■ Instructions to follow ■
In the entries below, identify every line with the string "data" and copy it.

*** Begin section ***

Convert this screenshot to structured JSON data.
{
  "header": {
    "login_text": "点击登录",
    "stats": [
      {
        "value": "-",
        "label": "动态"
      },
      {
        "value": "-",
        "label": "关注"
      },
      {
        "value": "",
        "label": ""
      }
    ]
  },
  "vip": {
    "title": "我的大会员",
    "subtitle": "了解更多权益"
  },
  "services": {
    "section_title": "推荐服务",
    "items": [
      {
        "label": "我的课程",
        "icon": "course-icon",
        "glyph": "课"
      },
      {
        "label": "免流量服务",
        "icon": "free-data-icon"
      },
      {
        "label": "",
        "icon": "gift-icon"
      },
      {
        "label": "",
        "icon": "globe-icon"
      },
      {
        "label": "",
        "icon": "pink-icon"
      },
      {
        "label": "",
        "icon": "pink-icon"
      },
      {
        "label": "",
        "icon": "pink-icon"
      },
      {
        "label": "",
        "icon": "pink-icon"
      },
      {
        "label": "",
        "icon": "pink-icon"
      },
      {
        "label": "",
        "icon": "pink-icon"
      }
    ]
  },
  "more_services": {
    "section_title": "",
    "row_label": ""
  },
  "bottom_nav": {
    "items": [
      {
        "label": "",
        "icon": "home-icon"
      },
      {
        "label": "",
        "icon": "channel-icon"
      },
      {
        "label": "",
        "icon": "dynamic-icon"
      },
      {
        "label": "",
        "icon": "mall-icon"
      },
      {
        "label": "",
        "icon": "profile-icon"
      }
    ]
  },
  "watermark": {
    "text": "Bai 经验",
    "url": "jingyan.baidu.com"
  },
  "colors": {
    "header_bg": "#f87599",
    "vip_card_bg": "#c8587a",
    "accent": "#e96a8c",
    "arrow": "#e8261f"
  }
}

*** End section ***

■ Result below ■
Convert this screenshot to structured JSON data.
        "icon": "free-data-icon"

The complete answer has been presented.